*Task directions:* Which lines in the entries below contain the string "screenshot"? Show each of them in full.

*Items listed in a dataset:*
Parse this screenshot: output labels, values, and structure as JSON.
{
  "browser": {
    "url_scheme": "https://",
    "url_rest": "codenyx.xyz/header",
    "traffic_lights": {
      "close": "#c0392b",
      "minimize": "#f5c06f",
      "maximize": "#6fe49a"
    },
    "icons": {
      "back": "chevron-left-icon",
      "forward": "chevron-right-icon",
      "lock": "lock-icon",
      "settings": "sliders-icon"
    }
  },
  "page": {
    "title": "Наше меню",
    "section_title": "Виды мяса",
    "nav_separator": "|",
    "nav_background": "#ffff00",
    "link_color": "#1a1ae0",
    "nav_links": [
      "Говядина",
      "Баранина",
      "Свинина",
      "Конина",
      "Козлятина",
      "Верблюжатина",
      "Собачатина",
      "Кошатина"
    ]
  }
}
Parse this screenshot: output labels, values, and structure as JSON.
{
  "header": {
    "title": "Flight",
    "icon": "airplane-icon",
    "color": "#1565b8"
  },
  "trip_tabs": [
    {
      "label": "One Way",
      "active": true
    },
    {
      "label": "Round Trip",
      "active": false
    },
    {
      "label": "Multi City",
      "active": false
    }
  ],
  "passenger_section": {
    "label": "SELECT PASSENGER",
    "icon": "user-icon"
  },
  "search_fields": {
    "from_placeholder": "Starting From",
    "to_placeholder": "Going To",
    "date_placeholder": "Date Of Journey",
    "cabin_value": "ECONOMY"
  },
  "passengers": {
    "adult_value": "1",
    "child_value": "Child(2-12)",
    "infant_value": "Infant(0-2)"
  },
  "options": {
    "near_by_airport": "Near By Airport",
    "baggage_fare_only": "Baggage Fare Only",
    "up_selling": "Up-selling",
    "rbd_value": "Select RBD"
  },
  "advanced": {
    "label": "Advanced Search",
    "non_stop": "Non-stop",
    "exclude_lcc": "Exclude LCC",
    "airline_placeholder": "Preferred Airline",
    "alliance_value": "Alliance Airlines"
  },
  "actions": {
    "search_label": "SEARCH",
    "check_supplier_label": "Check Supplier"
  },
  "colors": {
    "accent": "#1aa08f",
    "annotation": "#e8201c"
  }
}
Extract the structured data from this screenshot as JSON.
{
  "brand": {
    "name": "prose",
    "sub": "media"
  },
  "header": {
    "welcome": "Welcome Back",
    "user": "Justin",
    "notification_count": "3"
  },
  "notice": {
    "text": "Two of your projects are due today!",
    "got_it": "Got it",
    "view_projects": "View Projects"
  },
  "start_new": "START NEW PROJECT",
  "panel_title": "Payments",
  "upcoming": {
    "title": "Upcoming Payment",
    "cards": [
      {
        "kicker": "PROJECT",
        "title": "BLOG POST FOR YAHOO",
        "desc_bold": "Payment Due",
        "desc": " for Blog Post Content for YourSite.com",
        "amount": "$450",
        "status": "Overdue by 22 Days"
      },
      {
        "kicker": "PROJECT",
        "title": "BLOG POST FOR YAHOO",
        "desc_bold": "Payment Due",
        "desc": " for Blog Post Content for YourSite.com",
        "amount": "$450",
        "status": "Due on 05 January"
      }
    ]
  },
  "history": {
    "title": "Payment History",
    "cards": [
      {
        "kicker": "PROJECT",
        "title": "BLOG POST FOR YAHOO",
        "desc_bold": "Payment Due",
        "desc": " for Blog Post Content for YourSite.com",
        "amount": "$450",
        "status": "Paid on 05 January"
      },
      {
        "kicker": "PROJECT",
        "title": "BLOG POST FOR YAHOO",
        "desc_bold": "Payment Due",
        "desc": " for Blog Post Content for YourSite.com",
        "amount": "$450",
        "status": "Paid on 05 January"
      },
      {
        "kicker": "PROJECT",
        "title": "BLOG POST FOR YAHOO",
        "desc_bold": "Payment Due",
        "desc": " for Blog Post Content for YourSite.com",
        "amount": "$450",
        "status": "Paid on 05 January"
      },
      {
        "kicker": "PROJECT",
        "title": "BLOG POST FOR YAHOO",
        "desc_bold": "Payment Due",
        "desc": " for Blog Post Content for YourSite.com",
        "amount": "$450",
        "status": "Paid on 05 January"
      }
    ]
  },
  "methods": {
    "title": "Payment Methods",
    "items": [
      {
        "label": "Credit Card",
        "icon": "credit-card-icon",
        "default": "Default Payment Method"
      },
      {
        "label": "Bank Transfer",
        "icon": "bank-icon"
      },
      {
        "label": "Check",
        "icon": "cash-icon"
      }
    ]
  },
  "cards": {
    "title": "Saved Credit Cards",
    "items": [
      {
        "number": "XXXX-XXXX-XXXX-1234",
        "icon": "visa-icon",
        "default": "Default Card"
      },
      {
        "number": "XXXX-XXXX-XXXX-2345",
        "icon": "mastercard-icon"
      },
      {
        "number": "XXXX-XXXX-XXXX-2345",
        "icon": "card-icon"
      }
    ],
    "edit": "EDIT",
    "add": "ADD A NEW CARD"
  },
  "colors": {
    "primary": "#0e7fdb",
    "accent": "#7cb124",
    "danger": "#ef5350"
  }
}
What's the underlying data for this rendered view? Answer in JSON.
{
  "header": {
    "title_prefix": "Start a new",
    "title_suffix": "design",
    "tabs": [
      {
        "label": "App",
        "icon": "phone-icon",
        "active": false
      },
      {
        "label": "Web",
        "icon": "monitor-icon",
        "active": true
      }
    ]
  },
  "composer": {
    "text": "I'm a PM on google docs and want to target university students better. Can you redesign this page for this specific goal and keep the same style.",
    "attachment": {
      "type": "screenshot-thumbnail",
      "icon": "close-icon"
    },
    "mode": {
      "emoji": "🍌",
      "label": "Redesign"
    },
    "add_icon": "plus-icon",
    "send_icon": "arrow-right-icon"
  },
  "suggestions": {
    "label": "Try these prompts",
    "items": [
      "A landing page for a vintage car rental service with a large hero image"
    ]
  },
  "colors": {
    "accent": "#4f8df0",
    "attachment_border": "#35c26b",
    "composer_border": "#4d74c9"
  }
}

*Answer box:*
Parse this screenshot: output labels, values, and structure as JSON.
Parse this screenshot: output labels, values, and structure as JSON.
Extract the structured data from this screenshot as JSON.
      "type": "screenshot-thumbnail",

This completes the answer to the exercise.